July 11, 2013
Nearly Two Hundred More Penn State Student-Athletes Sign In Support of Lawsuit Versus The NCAA
List of Supporters Adds Student-Athletes from 17 Sports;
Including 37 All-Americans from 7 Sports
Overall List Eclipses the 500 Mark
On June 17th a large number of Penn State football student-athletes voiced their support of a lawsuit brought against the NCAA by former Penn State student-athletes, coaches as well as current faculty and Trustees. Since the initial announcement our list of supporters continues to grow.
Denied use of the University’s database for alumni student-athletes, our group was still able to enlist the support of nearly two hundred additional Penn State Student-Athletes and Coaches; bringing together a total of over 500 student-athletes representing 17 sports spanning 7 decades to defend Penn State against the unjustified NCAA sanctions.
Among new football student-athletes adding their support are 1973 Heisman Trophy Winner John Cappelletti, All-Americans Ed O’Neil (1973), Charlie Getty (1973), D.J. Dozier (1986), Ki-Jana Carter (1994) and Michael Mauti (2012).
Michael Mauti, a criminal justice graduate wrote, “I signed on because I have faith in justice and due process. I spent the last year fighting for it in the media and I’ll continue to fight for it with the men who built the program we all love. We all want what’s best for our program.”
Wanting to add their voices, former Student-athletes and coaches from sixteen additional sports have joined our support of the lawsuit. Among them are 2-time National Champion and Olympic Wrestler Kerry McCoy, National Soccer Player of the Year Christine Welsh, long-time Penn State Coaches Bruce Parkhill (Men’s Basketball), Glen Thiel (Men’s Lacrosse), John Fritz (Wrestling) and newly elected Penn State Trustee Barbara Doran; a 3-sport athlete and 3-time Lacrosse All-American. Four-time All-American Wrestler Greg Elinsky heads a list of All-Americans from Wrestling (8), Field Hockey (10), Women’s Lacrosse (9), Men’s Volleyball (2), Women’s Soccer and Men’s Soccer. Also joining the group is the legendary voice of Penn State Fran Fisher.
Make no mistake; our group is sympathetic to and supportive of the victims of one man’s deeds. The actions of Penn Staters and Penn State students, in raising money and awareness for these issues, speak volumes. But we recognize this fact; the NCAA’s actions will not promote healing and will cause harm to current and future Student-Athletes through these punitive sanctions. Supporting the victims and supporting due process are not mutually exclusive goals.
The former student-athletes signing on in support posted this letter.
Recently, more than 300 football Lettermen proclaimed their support for the lawsuit against the NCAA sanctions levied on Penn State’s Football program on July 23, 2012. We, the undersigned, are former Penn State student-athletes and coaches from sports other than football, who join to support the legal action against the NCAA. When we represented Penn State on the field, the court, the ice, the mat, the ring, the pool, or the track we championed a common culture pursuing Success With Honor in the classroom and in athletic competition.
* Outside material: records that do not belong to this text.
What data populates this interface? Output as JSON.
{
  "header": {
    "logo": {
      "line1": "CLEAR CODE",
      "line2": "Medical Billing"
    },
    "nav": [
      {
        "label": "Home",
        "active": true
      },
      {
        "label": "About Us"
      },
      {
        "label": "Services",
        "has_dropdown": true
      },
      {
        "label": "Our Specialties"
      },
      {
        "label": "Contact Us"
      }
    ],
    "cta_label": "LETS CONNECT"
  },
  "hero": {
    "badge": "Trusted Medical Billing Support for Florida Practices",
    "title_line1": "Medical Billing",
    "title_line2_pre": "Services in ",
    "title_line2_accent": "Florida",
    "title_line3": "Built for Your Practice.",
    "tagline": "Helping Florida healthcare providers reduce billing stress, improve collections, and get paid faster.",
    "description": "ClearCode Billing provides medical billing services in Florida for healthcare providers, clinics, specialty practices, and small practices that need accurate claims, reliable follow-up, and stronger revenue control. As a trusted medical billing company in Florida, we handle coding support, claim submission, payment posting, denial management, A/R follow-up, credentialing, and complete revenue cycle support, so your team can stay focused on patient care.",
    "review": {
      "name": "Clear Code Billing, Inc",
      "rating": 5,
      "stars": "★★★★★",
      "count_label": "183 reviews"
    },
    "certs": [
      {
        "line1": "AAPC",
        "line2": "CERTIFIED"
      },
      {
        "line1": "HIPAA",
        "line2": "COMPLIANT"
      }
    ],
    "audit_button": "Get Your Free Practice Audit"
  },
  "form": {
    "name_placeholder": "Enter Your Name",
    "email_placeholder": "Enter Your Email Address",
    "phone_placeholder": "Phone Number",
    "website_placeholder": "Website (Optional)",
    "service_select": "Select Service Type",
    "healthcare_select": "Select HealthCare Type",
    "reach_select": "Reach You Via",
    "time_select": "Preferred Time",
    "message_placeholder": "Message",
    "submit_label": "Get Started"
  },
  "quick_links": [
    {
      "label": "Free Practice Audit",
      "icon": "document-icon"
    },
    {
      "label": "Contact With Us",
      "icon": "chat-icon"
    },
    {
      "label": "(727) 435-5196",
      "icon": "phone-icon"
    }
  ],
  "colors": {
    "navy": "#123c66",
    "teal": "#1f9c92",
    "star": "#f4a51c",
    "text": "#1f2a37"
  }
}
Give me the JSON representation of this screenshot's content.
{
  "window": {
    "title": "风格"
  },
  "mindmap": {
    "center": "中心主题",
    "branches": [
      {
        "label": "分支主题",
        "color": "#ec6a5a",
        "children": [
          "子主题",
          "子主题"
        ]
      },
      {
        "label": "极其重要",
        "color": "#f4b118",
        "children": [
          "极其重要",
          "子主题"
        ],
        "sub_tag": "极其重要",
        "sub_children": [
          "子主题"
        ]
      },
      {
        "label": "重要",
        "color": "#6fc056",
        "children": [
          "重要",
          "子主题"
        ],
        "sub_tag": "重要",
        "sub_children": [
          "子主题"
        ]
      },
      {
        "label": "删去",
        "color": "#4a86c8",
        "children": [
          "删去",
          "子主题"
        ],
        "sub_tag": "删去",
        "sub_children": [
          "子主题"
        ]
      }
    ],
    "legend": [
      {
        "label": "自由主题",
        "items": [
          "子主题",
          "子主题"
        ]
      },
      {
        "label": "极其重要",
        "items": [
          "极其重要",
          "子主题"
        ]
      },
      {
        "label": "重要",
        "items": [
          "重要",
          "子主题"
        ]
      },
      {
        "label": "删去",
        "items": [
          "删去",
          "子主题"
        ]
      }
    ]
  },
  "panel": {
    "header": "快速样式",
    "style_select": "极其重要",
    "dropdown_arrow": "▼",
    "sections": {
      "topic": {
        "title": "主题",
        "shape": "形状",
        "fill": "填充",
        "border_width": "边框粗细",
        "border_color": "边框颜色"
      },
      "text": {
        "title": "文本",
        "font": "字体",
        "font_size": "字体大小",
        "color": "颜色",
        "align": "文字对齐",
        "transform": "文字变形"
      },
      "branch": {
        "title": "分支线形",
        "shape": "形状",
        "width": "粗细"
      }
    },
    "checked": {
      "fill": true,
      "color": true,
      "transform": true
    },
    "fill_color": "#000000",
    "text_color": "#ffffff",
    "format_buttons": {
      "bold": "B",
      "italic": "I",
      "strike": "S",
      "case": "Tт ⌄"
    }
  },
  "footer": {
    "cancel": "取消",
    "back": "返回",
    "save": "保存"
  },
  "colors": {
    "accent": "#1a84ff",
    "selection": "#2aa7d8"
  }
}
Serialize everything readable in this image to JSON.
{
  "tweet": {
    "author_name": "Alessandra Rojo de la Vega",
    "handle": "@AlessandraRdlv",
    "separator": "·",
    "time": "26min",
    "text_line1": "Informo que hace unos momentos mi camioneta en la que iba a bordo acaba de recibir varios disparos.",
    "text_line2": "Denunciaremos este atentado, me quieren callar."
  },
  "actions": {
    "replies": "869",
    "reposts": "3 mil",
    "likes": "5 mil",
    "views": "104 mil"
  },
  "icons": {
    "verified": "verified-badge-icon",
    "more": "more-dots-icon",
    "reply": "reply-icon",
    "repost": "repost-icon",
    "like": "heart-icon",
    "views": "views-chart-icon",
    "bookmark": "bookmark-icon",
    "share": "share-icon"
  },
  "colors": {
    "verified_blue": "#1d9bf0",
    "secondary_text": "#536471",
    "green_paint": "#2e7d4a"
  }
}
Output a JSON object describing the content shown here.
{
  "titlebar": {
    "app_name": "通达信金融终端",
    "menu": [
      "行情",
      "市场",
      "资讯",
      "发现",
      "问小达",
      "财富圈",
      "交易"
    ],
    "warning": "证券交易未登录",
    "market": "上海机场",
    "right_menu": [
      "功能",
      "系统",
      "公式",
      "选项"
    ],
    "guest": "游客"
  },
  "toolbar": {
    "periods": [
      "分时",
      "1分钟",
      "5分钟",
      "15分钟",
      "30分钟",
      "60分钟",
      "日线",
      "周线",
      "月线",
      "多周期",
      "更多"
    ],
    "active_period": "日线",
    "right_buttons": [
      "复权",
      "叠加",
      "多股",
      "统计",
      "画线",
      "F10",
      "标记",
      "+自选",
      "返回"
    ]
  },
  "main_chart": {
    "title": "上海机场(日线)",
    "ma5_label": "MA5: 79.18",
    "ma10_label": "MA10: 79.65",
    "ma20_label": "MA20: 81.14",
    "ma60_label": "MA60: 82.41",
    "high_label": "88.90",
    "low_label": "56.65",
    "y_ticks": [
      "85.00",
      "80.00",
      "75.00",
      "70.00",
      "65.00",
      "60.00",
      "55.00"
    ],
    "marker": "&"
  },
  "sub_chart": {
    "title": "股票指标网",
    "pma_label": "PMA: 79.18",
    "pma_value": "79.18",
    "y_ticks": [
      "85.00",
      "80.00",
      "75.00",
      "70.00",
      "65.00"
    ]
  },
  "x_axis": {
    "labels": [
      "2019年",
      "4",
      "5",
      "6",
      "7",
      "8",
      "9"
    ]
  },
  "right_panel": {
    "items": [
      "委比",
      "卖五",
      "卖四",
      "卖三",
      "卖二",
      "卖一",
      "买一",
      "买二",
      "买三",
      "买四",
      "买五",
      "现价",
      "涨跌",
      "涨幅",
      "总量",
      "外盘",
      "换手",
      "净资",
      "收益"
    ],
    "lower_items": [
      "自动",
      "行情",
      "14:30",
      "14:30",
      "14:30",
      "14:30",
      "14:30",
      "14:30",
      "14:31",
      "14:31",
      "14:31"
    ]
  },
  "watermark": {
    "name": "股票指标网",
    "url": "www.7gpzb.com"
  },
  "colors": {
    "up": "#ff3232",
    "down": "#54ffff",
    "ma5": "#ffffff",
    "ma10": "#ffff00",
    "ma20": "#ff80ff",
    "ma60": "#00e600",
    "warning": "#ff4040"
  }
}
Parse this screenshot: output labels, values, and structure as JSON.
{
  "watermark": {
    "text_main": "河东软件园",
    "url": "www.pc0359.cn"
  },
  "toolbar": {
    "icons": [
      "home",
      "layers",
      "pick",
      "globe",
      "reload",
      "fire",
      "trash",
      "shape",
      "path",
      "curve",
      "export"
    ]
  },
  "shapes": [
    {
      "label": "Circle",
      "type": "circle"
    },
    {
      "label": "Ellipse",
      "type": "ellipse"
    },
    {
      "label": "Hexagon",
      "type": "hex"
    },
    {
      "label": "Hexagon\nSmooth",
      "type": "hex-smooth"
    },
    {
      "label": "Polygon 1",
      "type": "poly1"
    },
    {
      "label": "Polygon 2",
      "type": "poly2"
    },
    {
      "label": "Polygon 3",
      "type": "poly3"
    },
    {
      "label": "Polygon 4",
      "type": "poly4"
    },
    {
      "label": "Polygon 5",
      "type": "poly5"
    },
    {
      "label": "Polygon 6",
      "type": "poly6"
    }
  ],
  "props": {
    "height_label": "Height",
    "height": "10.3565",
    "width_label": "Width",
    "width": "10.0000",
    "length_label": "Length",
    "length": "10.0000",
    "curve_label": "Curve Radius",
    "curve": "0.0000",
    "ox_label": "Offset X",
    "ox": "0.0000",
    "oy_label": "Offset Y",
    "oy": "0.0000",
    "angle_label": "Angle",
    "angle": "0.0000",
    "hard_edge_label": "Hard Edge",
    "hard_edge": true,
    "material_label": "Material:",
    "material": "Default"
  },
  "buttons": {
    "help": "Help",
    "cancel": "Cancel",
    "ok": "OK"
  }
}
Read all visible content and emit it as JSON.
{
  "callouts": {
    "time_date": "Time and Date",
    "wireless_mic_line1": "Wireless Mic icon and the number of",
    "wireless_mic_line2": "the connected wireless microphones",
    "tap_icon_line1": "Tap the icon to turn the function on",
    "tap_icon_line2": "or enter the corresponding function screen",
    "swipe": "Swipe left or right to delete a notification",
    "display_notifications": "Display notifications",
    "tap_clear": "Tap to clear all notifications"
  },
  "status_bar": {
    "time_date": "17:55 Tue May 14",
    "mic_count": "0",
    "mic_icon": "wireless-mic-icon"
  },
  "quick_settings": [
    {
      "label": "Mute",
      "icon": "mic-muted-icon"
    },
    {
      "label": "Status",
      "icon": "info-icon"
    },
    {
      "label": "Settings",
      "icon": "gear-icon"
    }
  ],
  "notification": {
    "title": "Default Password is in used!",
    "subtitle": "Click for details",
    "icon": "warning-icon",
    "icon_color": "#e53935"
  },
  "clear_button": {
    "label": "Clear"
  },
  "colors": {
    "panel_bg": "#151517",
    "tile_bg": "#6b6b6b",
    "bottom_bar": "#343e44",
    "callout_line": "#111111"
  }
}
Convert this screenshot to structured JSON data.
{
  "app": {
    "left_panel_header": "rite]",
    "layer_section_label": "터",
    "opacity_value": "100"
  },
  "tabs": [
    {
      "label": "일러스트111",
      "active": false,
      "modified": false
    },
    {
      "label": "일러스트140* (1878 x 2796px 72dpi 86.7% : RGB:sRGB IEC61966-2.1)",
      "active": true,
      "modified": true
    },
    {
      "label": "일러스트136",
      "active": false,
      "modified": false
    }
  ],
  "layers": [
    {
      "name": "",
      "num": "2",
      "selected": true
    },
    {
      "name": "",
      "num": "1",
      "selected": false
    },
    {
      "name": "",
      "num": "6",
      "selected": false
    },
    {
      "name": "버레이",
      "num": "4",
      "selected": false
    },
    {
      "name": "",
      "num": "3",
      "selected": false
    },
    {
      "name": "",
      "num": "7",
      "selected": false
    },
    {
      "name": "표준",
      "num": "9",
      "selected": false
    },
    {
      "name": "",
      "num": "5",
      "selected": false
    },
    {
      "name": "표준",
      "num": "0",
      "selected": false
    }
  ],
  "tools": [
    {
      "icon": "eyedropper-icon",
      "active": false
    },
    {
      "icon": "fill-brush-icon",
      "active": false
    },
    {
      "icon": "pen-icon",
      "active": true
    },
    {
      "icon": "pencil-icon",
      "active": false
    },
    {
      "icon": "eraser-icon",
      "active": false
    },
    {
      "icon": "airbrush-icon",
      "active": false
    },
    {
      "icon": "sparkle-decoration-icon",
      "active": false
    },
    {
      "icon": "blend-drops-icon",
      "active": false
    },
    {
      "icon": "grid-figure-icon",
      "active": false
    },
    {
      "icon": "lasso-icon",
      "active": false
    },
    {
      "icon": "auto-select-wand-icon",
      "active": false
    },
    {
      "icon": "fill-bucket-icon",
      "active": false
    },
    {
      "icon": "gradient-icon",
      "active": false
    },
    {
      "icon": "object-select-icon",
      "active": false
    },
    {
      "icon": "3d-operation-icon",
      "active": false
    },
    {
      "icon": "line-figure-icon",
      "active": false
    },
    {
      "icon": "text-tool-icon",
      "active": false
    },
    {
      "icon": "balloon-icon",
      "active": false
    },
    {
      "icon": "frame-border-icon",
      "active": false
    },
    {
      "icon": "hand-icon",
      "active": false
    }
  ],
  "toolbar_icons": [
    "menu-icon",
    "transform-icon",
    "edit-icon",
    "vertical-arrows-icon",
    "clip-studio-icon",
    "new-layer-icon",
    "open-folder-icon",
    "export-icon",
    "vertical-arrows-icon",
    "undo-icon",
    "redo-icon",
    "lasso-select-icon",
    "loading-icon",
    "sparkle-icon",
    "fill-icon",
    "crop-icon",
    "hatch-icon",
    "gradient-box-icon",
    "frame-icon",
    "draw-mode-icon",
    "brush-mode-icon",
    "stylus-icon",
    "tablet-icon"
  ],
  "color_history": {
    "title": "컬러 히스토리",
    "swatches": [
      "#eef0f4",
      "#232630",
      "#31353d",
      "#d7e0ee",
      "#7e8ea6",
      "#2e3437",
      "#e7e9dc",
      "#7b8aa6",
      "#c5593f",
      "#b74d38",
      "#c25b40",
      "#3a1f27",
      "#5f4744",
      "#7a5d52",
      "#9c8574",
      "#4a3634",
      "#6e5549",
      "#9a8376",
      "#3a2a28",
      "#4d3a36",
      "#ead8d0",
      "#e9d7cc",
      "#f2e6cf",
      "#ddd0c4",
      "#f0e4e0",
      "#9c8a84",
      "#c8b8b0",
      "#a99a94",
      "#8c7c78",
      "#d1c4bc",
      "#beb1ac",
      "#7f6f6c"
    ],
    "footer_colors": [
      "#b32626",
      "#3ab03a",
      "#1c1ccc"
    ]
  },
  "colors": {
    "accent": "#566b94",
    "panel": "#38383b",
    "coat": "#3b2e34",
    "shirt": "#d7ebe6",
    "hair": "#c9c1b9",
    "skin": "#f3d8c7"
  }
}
The hasty and unjust actions of The NCAA surely penalize current and future football student-athletes and staff. However, they also negatively impact all former, current and future Penn State student-athletes and coaches in every sport. That is why we support illuminating the truth and the fight for Penn State—reclaiming the exemplary culture hard won by sacrifices we all made to compete with honor.
As others have noted, Penn State is the only public institution participating in major college football that has never been sanctioned for major NCAA violations in any sport. To this day we support the fight for that truth because this fact remains; Penn State has not committed any major NCAA violations in any sport. That is a statement that we all paid for with our own sacrifices and commitment, and is worth fighting for.
Finally, as proud former Penn State student-athletes and coaches not associated with the football program, we firmly reject the idea that there was a culture of reverence for the football program that compromised the values of this proud institution’s academic mission.
We are here to bear witness because we lived it. All athletes thrived, partnering with the football program to create a culture of athletic and academic excellence that even the NCAA itself lauded as the benchmark for other universities to emulate. As the football Lettermen’s statement noted, all we want is due process and the truth to be heard, no matter what form that takes.
Student Athlete Support